5. Hemp – natural rope. I don’t have rich experience with it so I won’t get into too much detail. It’s a strong rope and can be loaded with suspensions. It has antibacterial properties and that is a plus from hygiene point of view. Keep in mind that there is no hemp in Bulgaria with the exception of some thin strands. You can import some from abroad. Many people do shibari with hemp rope.

 

6. Synthetic hemp (hempex, polyhemp) – I won’t lie – it’s my favorite rope. It’s a little rough for beginners because it’s rough and doesn’t stretch. It very much resembles natural hemp. It’s very strong (~250-300kg static pull on 6mm thick rope). It has exceptionally high friction and holds knots extremely tight – the knots don’t slip that easily compared to the jute. All this makes it a pleasure to use for suspensions and it’s very suitable. It’s high friction is also a drawback – it causes skin burns very easily when you draw the rope under pressure over the skin. Other strengths are – it doesn’t rot, it doesn’t shrink or swell when wet. It has a very long life. It doesn’t require any maintenance, except washing (40*C is OK).

 

7. Sisal – natural rope. Very coarse, hard and non-stretchy rope. It has hard strands sticking out of it that prick the skin. The rope is often used for rope torture because the tie gets tiresome and uncomfortable faster than the softer ropes due to it’s relentless nature. It’s not particularly strong and it’s not recommended for suspensions. It shrinks and swells when wet. When drying it you need to stretch and twist it, just like jute. I couldn’t say much about its maintenance.
 

8. Coconut rope – natural fiber. Also very coarse and torturous rope. It’s suitable for sadists and masochists for the same reasons as sisal. As far as I know it’s even rougher than sisal.

 

9. Climbing ropes – synthetic fibers. My limited view on their diversity tells me that they are exceptionally strong. As far as I know they are synthetic with different variations of plastic (like polyester, polypropylene, polyethylene, etc.). They don’t require complicated maintenance. It’s important that they are mostly braided, not twisted so that they are smoother. That leads to much higher risks of slipping knots along the rope strands they are tied to. That makes them less practical compared to the twisted ropes, but you could still use them. You just have to pay even more attention to make strong knots.

 

I would recommend that you choose according to your taste and preference:

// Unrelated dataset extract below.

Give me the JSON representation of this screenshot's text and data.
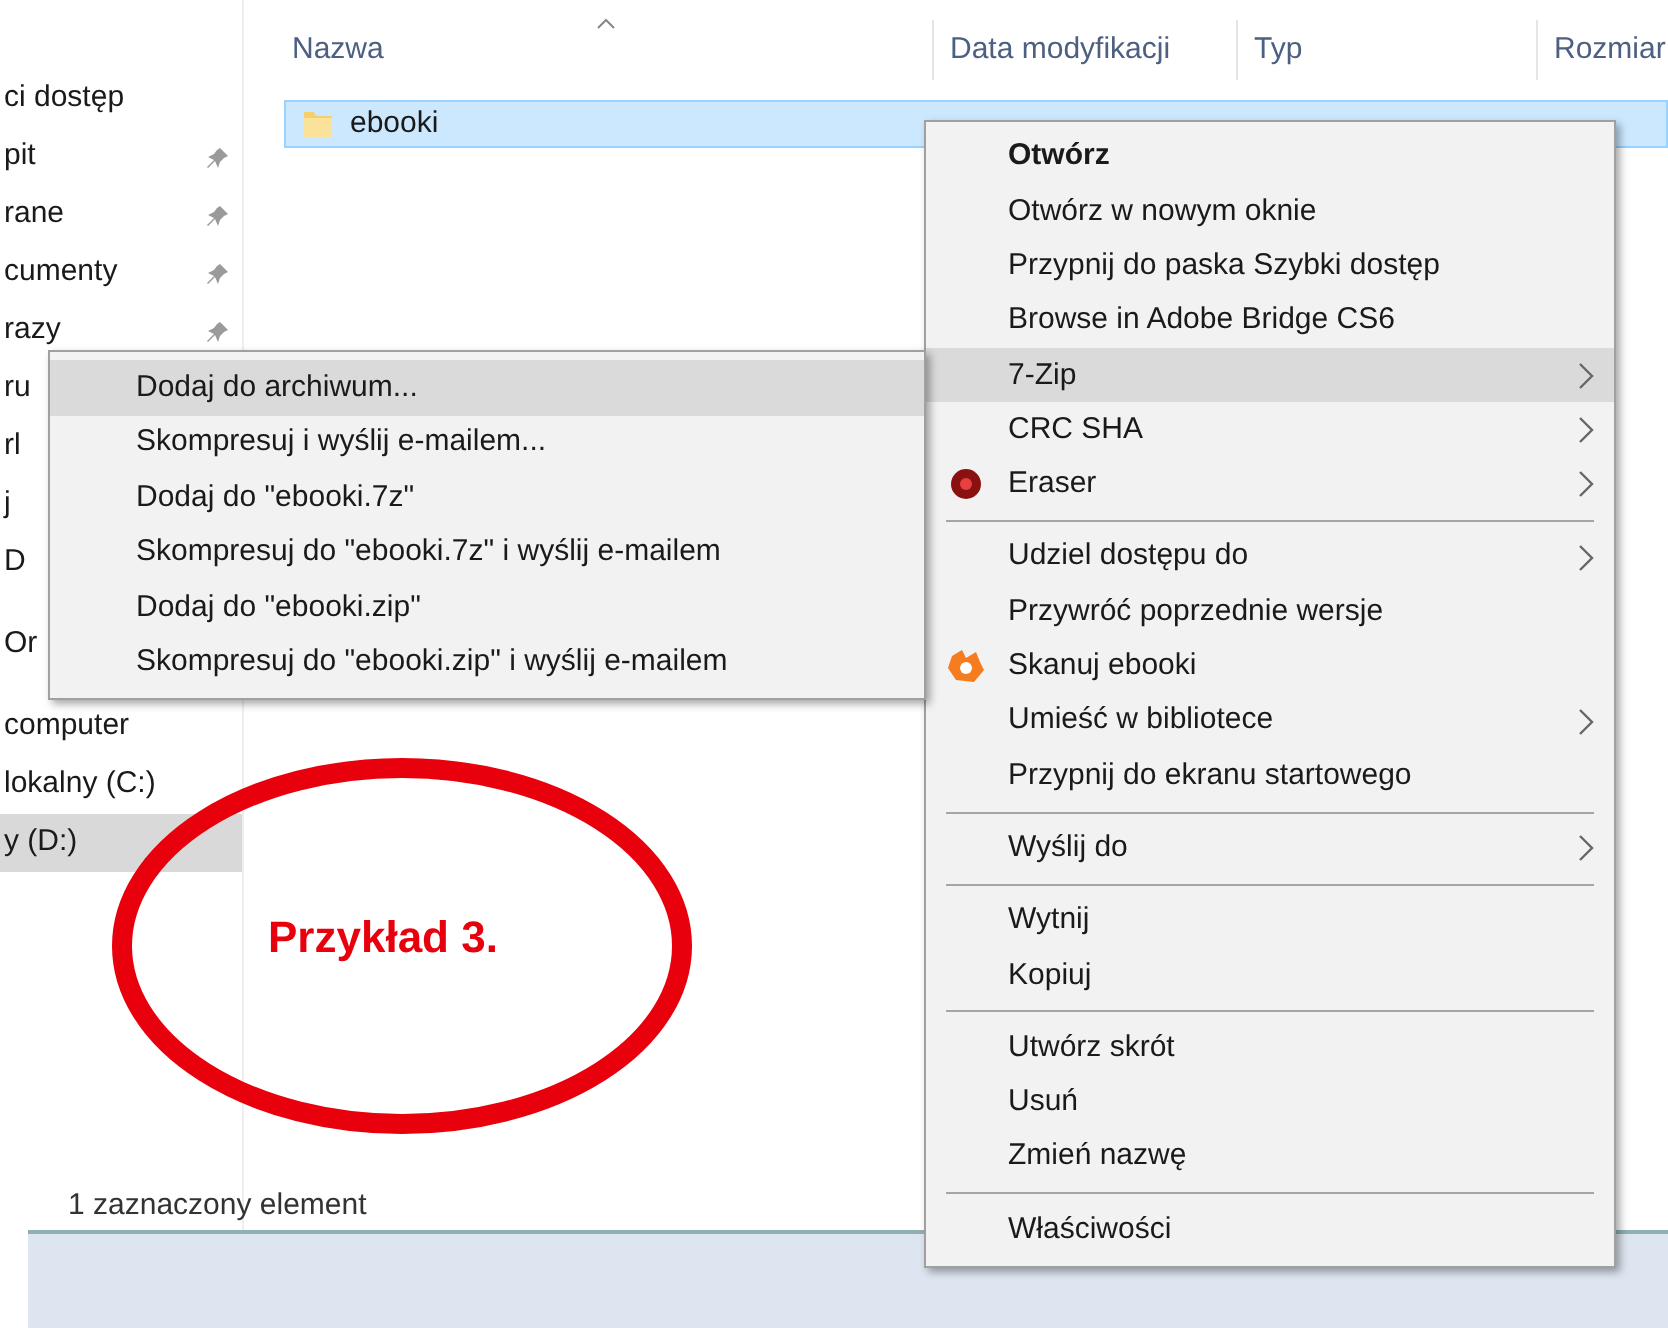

  • Polyester – for beginner rope bottoms for more comfort and gentler play
  • Jute – because of it’s “personality” that allows you to stimulate more of your partner’s senses and for the high tying speed that you can achieve with ease
  • Hempex (synthetic hemp) – for its strength, long life, high friction and knot security and the lack of maintenance

PS

In the name of safety it’s a good idea to acquire a few EMT scissors that allow you to cut the ropes with ease should an accident happen and if you don’t have time to untie the person without cutting the rope. It’s best to have at least two, should you break one if you are panicking during an accident. There are also other EMT scissors that I believe are stronger, but I’m using the following ones and I’m happy with them: